Bitcoin, the largest of the digital currencies, has frequently been compared to gold, but some market observers believe investors should dig deeper on that comparison.
Bitcoin is a decentralized digital currency, or cryptocurrency, based on a peer-to-peer network and can be exchanged through computers internationally without a financial intermediary. The system was first introduced by an unidentified programmer or group under the name of Satoshi Nakamoto in 2009.
While bitcoin’s popularity has swelled in recent years, it still is not as widely accepted as traditional currencies. Conversely, gold has been viewed as an adequate replacement for traditional currencies for thousands of years.
“Bitcoin was the first cryptocurrency developed, and it only emerged on the scene as recently as 2009. Until bitcoin has demonstrated over time that it can effectively transfer and preserve wealth, I don’t think it’s responsible to call it Gold 2.0,” said George Milling-Stanley, Head of Gold Strategy at State Street Global Advisors (SSgA), in a recent note.
Gold is also now competing with digital currencies, such as bitcoin, but the World Gold Council reminds investors that gold is very different from cryptocurrencies since the physical precious metal is less volatile, has a more liquid market, trades in an established regulatory framework, has a well understood role in an investment portfolio and has little overlap with cryptocurrencies on many sources of demand and supply.
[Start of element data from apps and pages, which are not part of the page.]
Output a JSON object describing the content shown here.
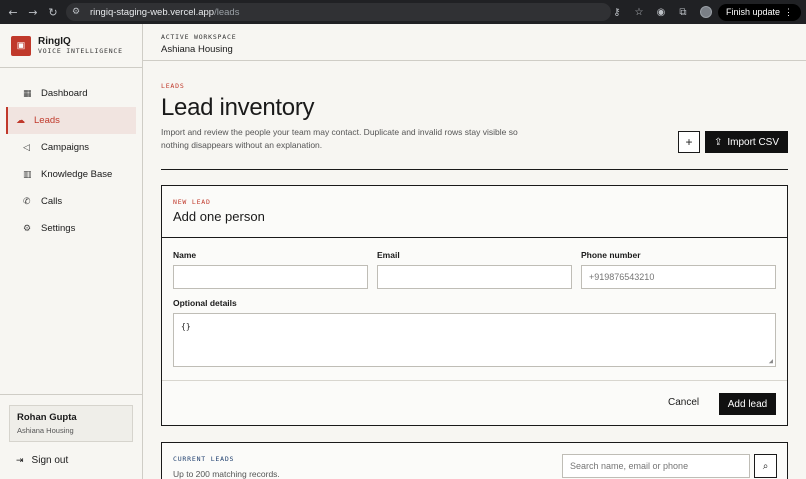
{
  "browser": {
    "url_host": "ringiq-staging-web.vercel.app",
    "url_path": "/leads",
    "finish_update_label": "Finish update"
  },
  "sidebar": {
    "brand_name": "RingIQ",
    "brand_sub": "VOICE INTELLIGENCE",
    "items": [
      {
        "label": "Dashboard",
        "icon": "grid-icon"
      },
      {
        "label": "Leads",
        "icon": "cloud-upload-icon",
        "active": true
      },
      {
        "label": "Campaigns",
        "icon": "megaphone-icon"
      },
      {
        "label": "Knowledge Base",
        "icon": "book-icon"
      },
      {
        "label": "Calls",
        "icon": "phone-icon"
      },
      {
        "label": "Settings",
        "icon": "gear-icon"
      }
    ],
    "user_name": "Rohan Gupta",
    "user_org": "Ashiana Housing",
    "signout_label": "Sign out"
  },
  "topbar": {
    "workspace_label": "ACTIVE WORKSPACE",
    "workspace_name": "Ashiana Housing"
  },
  "page": {
    "kicker": "LEADS",
    "title": "Lead inventory",
    "description": "Import and review the people your team may contact. Duplicate and invalid rows stay visible so nothing disappears without an explanation.",
    "plus_label": "+",
    "import_label": "Import CSV"
  },
  "new_lead": {
    "kicker": "NEW LEAD",
    "title": "Add one person",
    "name_label": "Name",
    "name_value": "",
    "email_label": "Email",
    "email_value": "",
    "phone_label": "Phone number",
    "phone_placeholder": "+919876543210",
    "details_label": "Optional details",
    "details_value": "{}",
    "cancel_label": "Cancel",
    "add_label": "Add lead"
  },
  "current_leads": {
    "kicker": "CURRENT LEADS",
    "subtitle": "Up to 200 matching records.",
    "search_placeholder": "Search name, email or phone"
  },
  "colors": {
    "accent": "#c0392b",
    "dark": "#111111",
    "background": "#f7f6f2"
  }
}
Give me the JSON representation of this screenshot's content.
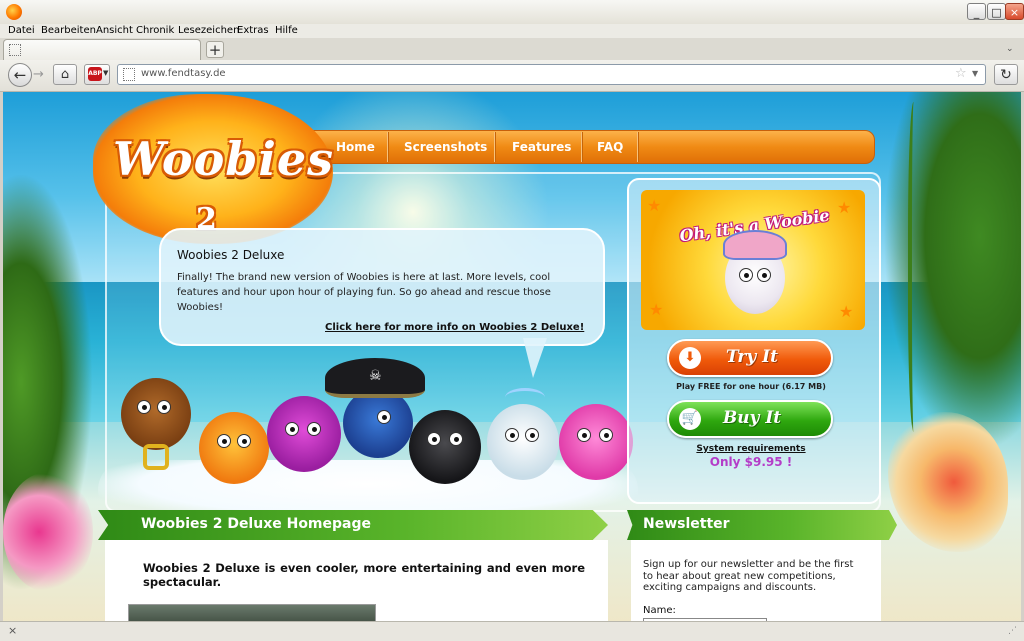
{
  "browser": {
    "menu": [
      "Datei",
      "Bearbeiten",
      "Ansicht",
      "Chronik",
      "Lesezeichen",
      "Extras",
      "Hilfe"
    ],
    "tab_title": "",
    "new_tab_label": "+",
    "back_glyph": "←",
    "forward_glyph": "→",
    "home_glyph": "⌂",
    "adblock_label": "ABP",
    "url": "www.fendtasy.de",
    "star_glyph": "☆",
    "reload_glyph": "↻",
    "tab_list_glyph": "⌄",
    "window_buttons": {
      "minimize": "_",
      "maximize": "□",
      "close": "×"
    },
    "status_close_glyph": "×",
    "icons": [
      "firefox-logo-icon",
      "back-arrow-icon",
      "forward-arrow-icon",
      "home-icon",
      "adblock-icon",
      "page-icon",
      "star-icon",
      "reload-icon"
    ]
  },
  "site": {
    "logo": {
      "word": "Woobies",
      "number": "2"
    },
    "nav": [
      "Home",
      "Screenshots",
      "Features",
      "FAQ"
    ],
    "bubble": {
      "title": "Woobies 2 Deluxe",
      "text": "Finally! The brand new version of Woobies is here at last. More levels, cool features and hour upon hour of playing fun. So go ahead and rescue those Woobies!",
      "link": "Click here for more info on Woobies 2 Deluxe!"
    },
    "promo": {
      "caption": "Oh, it's a Woobie",
      "try_label": "Try It",
      "try_note": "Play FREE for one hour (6.17 MB)",
      "buy_label": "Buy It",
      "sysreq_link": "System requirements",
      "price": "Only $9.95 !"
    },
    "main_section": {
      "title": "Woobies 2 Deluxe Homepage",
      "lead": "Woobies 2 Deluxe is even cooler, more entertaining and even more spectacular."
    },
    "newsletter": {
      "title": "Newsletter",
      "text": "Sign up for our newsletter and be the first to hear about great new competitions, exciting campaigns and discounts.",
      "name_label": "Name:",
      "name_value": ""
    },
    "colors": {
      "nav_orange": "#f08a14",
      "banner_green": "#2f8a16",
      "try_orange": "#f05a0a",
      "buy_green": "#2fa80f",
      "price_purple": "#b43cc8"
    }
  }
}
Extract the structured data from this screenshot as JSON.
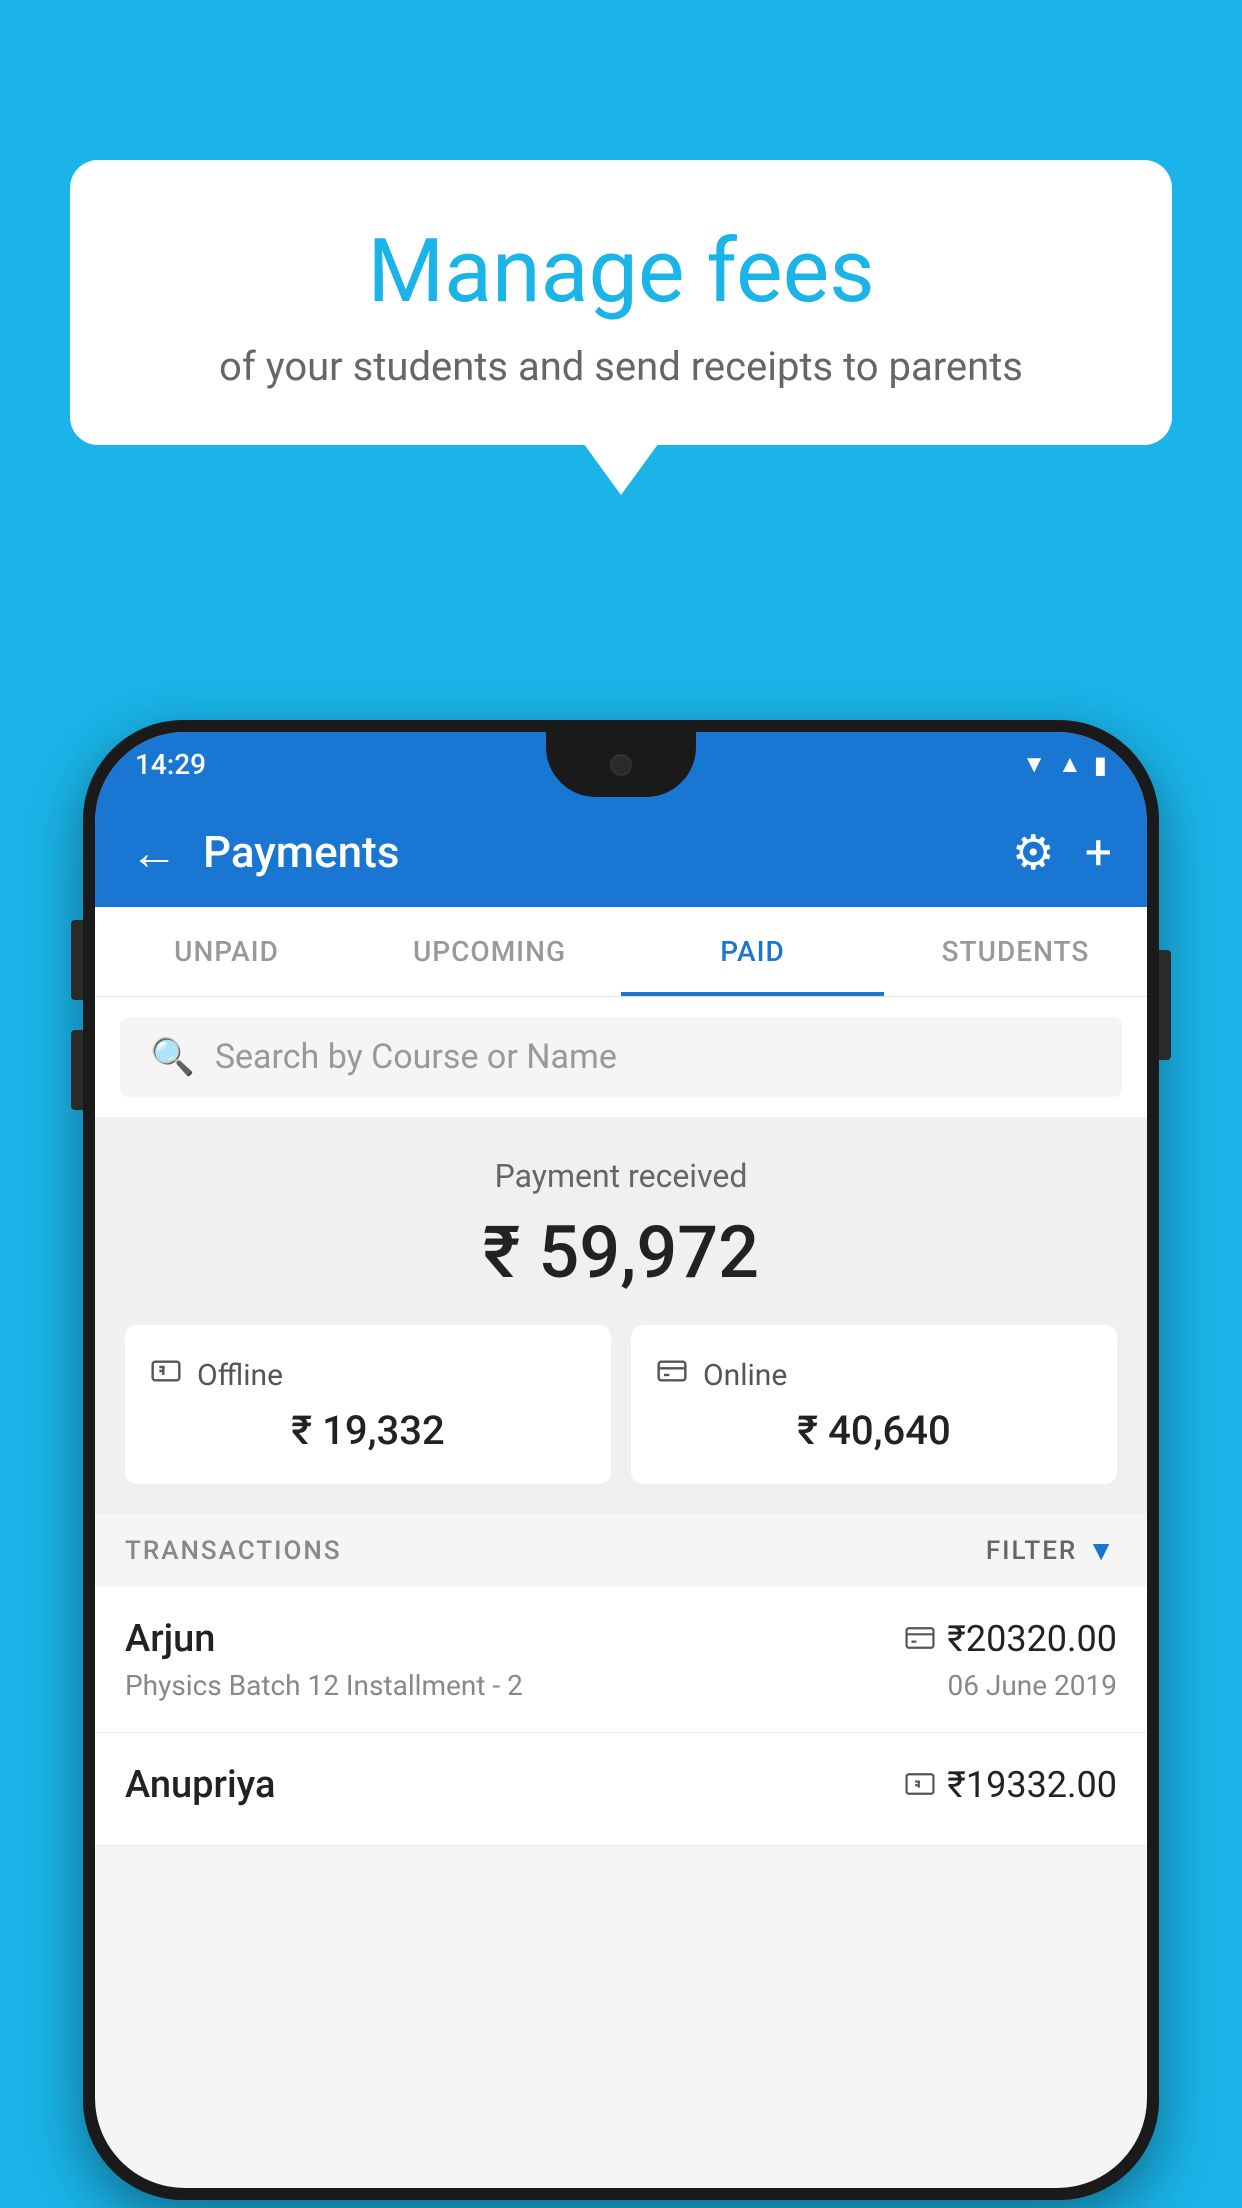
{
  "background_color": "#1ab4e8",
  "speech_bubble": {
    "title": "Manage fees",
    "subtitle": "of your students and send receipts to parents"
  },
  "status_bar": {
    "time": "14:29",
    "color": "#1976d2"
  },
  "app_bar": {
    "title": "Payments",
    "back_label": "←",
    "gear_label": "⚙",
    "plus_label": "+"
  },
  "tabs": [
    {
      "id": "unpaid",
      "label": "UNPAID",
      "active": false
    },
    {
      "id": "upcoming",
      "label": "UPCOMING",
      "active": false
    },
    {
      "id": "paid",
      "label": "PAID",
      "active": true
    },
    {
      "id": "students",
      "label": "STUDENTS",
      "active": false
    }
  ],
  "search": {
    "placeholder": "Search by Course or Name"
  },
  "payment_summary": {
    "label": "Payment received",
    "total_amount": "₹ 59,972",
    "offline": {
      "icon": "💳",
      "label": "Offline",
      "amount": "₹ 19,332"
    },
    "online": {
      "icon": "💳",
      "label": "Online",
      "amount": "₹ 40,640"
    }
  },
  "transactions": {
    "section_label": "TRANSACTIONS",
    "filter_label": "FILTER",
    "rows": [
      {
        "name": "Arjun",
        "course": "Physics Batch 12 Installment - 2",
        "date": "06 June 2019",
        "amount": "₹20320.00",
        "payment_type": "online"
      },
      {
        "name": "Anupriya",
        "course": "",
        "date": "",
        "amount": "₹19332.00",
        "payment_type": "offline"
      }
    ]
  }
}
The yellow metal is also an important portfolio diversifier when traditional assets slump.